Diet is such an important subject for your health that I’ve decided to discuss it in a four part series, beginning with a focus on how to read and understand the carbohydrate content on food labels, which carbs to eat, and which ones to avoid. Once you better understand food labels and as a fun sociological experiment, look into other people’s grocery cart at the grocery store. You’ll likely conclude that most people opt to purchase foods high in carbs above everything else. Why?

Most of the food we eat today is filled with the bad three: sugar, fat and salt.

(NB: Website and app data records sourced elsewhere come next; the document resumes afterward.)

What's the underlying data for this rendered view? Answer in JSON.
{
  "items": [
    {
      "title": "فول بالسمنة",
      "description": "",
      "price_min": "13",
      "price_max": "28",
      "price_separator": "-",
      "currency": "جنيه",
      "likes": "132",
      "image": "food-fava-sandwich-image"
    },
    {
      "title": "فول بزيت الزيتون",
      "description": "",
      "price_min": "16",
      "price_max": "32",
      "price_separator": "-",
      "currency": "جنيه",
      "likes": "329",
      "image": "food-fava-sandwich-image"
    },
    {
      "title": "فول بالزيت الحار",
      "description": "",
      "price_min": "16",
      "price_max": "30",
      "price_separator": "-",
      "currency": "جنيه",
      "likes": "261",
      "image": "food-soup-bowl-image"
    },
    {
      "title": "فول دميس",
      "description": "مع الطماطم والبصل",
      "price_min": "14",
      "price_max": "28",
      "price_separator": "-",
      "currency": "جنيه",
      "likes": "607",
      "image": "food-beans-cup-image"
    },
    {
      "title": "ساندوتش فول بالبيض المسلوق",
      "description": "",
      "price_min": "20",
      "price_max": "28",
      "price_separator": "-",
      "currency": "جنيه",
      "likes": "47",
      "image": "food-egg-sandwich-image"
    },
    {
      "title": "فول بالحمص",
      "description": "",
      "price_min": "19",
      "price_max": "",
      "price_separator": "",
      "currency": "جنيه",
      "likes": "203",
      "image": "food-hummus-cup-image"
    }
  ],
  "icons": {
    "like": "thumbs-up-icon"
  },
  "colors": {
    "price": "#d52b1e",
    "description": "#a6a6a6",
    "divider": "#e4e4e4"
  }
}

The reason for this is many foods have been processed and stripped of a great deal of their nutrients, removing their natural goodness and flavor. Food manufacturers know this so they supplement the food to enhance the taste. Over time, we become accustomed to this overabundance of energy and salt. You can easily eat a snack that contains 25 percent of your recommended daily intake (RDI) of salt and not even notice! Imagine if you were used to driving the speed limit on the highway. Imagine now that the car can only go half as fast. You would feel like you are crawling. The same goes for your taste buds.

Understanding food labels: carbohydrates
A carbohydrate is a sugar and comes in many forms. Sugar is a form of energy especially important for the brain and nervous system – they only consume sugar, and cannot process fat or protein well. When your blood sugar is too low, your brain panics and you get cravings. Women should consume about 180 grams/day a day and men 250 grams/days.

At normal sugar levels, your blood system has less than one teaspoon of sugar floating around, about 5 grams. One slice of bread has between 25 and 35 grams of carbohydrate, or 5 to 7 teaspoons of sugar. We most often eat two slices – add in a soft drink (48 grams) and fries (who knows how much), and you’ve just consumed 15 teaspoons of sugar! This amount of sugar is at least 15 times your blood sugar level, too much for your body to handle all at once, which causes a spike in your blood sugar.

Understanding sugar
Sugar used to be divided into two broad categories: simple and complex. We now catergorize sugar into glycemic index (GI), a scale used to indicate how fast and how high a particular food can raise our blood sugar level. It was developed to help diabetics figure out what types of food to eat. They can be divided into low GI (unprocessed grains, vegetables, nuts, fruits), medium range GI (whole wheat products, starchy vegetables such as sweet potatoes, basmati and brown rice) and high GI ( processed grains, flour, baked goods, pastries, most breakfast cereals).

Another measure to be aware of is glycemic load, calculated by multiplying the glycemic index by the amount of carbohydrate in grams provided by a food and dividing the total by 100. If a food contains a sugar with a high GI but contains a great deal of water, like watermelon, the glycemic load is decreased because you consume less sugar overall.1

Processed vs. unprocessed carbs
When you eat processed foods like flour, white rice, bread, pastries, cereal, and pasta or foods that contain easily-digested sugar such as fruits, potatoes, and honey, your body processes the sugar too quickly, causing a temporary spike in blood sugar followed by a “crash”. Whole foods that have been unaltered and still contain all of their nutrients and minerals provide sugar that digests more slowly, giving you more sustained energy.

Oatmeal is a better choice than cereal – but consider the type of oatmeal. Minute oats are convenient, but if they only take a minute to soften the grain, consider how quickly your body will digest it. The more quickly it’s digested, the less sustained energy you’ll have. Cereal is a breakfast staple in many homes, but remember that the gains are processed. This processing (milling, heating, stiring) destroys vital nutrients and renders the sugar in a too-simple form.
Bread is another common staple. Bread is a grain that has been milled into a powder and bleached. Thi